Caveolae are small, "omega-shaped" invaginations at the plasma membrane of the cell which are involved in a variety of processes including cholesterol transport, potocytosis and cell signalling. Within caveolae there are caveolae-associated proteins, and changes in expression of these molecules have been described to play a role in the pathophysiology of various diseases including cancer and cardiovascular disease. Evidence is beginning to accumulate that epigenetic processes may regulate the expression of these caveolae related genes, and hence contribute to disease progression. Here, we summarize the current knowledge of the role of epigenetic modification in regulating the expression of these caveolae related genes and how this relates to changes in cellular physiology and in health and disease.

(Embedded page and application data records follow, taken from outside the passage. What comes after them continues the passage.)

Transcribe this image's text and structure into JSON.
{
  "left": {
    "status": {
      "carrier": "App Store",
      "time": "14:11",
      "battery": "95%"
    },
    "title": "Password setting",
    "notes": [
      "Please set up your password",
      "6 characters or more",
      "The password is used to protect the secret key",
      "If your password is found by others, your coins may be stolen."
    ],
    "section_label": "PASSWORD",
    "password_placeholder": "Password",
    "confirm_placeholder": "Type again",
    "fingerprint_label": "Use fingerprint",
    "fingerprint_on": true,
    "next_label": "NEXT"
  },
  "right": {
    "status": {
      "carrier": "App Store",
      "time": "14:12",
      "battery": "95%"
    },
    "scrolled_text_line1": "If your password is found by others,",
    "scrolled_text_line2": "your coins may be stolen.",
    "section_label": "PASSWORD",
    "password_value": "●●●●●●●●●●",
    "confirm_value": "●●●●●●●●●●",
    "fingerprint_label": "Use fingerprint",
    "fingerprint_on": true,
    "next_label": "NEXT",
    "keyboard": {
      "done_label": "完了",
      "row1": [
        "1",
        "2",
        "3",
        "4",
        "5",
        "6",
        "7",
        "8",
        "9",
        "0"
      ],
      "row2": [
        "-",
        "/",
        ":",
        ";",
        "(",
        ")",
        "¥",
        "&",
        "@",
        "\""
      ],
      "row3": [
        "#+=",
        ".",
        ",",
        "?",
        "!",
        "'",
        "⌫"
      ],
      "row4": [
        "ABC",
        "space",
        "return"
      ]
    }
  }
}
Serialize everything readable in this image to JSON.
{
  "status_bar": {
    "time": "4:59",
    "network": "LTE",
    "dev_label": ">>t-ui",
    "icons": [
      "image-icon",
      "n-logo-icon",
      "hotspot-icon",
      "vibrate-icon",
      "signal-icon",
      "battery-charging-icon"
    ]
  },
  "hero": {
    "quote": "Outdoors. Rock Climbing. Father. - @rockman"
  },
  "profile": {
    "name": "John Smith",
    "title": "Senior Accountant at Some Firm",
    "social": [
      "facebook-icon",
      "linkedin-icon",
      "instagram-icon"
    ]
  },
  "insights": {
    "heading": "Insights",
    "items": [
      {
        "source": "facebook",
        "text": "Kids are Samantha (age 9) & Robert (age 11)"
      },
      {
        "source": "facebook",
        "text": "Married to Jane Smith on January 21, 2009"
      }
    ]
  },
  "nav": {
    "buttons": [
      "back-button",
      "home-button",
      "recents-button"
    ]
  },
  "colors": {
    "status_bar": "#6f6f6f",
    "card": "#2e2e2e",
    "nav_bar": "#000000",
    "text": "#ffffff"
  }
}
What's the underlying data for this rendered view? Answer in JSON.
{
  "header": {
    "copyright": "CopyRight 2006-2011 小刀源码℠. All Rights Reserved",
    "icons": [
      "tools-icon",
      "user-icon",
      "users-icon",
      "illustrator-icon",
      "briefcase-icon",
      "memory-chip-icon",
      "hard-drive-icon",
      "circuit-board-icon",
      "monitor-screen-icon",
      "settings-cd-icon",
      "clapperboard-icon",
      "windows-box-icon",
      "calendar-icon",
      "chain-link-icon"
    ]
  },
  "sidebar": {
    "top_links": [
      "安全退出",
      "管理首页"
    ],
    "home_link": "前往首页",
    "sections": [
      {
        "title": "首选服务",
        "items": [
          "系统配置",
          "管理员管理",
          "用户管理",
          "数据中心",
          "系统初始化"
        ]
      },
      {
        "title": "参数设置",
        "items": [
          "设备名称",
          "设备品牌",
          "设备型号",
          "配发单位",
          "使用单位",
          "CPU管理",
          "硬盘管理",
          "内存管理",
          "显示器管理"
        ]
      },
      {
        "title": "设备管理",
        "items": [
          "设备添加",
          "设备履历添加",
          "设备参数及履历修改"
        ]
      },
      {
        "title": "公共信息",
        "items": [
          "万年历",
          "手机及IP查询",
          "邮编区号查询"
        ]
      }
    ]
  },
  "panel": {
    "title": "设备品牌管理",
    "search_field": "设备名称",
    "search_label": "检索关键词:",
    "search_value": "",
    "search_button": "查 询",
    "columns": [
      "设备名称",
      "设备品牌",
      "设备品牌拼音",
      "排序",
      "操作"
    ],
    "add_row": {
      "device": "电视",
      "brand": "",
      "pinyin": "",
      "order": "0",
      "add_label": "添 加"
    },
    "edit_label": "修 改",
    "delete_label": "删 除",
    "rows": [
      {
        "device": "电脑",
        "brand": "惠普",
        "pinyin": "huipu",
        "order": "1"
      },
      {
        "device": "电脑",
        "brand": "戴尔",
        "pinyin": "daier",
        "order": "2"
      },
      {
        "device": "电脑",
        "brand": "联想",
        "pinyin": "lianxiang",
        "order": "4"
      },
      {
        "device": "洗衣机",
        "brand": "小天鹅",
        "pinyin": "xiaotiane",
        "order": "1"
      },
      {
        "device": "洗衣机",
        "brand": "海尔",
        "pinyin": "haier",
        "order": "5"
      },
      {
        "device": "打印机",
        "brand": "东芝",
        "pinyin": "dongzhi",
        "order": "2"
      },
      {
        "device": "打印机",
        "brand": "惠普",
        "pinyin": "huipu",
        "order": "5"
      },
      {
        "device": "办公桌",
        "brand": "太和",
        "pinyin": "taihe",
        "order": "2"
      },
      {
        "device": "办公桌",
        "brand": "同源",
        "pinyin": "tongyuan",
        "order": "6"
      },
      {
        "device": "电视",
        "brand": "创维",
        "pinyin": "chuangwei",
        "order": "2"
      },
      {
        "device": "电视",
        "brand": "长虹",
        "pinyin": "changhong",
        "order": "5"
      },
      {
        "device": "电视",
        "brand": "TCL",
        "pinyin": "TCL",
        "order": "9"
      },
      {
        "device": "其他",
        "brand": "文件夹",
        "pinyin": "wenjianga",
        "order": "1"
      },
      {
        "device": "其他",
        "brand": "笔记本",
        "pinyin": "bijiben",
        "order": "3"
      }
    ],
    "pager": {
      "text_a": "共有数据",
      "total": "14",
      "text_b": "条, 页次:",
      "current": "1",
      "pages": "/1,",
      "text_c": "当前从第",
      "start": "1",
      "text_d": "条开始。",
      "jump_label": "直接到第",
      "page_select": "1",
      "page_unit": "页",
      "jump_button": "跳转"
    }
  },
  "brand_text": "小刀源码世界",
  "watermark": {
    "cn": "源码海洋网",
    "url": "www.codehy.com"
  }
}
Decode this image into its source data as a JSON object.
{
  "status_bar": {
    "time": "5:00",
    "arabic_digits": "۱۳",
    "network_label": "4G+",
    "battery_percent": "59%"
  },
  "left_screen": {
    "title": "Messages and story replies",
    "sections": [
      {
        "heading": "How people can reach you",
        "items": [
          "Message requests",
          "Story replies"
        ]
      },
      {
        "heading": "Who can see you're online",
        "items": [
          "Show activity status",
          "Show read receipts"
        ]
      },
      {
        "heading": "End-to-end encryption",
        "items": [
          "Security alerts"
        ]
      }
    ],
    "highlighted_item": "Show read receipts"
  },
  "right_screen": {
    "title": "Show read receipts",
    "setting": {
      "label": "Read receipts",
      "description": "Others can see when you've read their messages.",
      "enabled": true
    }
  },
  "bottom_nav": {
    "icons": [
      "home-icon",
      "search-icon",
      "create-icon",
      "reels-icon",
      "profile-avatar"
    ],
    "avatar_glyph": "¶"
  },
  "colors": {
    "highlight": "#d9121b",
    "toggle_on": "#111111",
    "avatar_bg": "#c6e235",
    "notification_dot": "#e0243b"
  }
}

Low, J. Y., & Nicholson, H. D. (2015, June 26). Epigenetic modifications of caveolae associated proteins in health and disease. BMC Genetics. BioMed Central Ltd. https://doi.org/10.1186/s12863-015-0231-y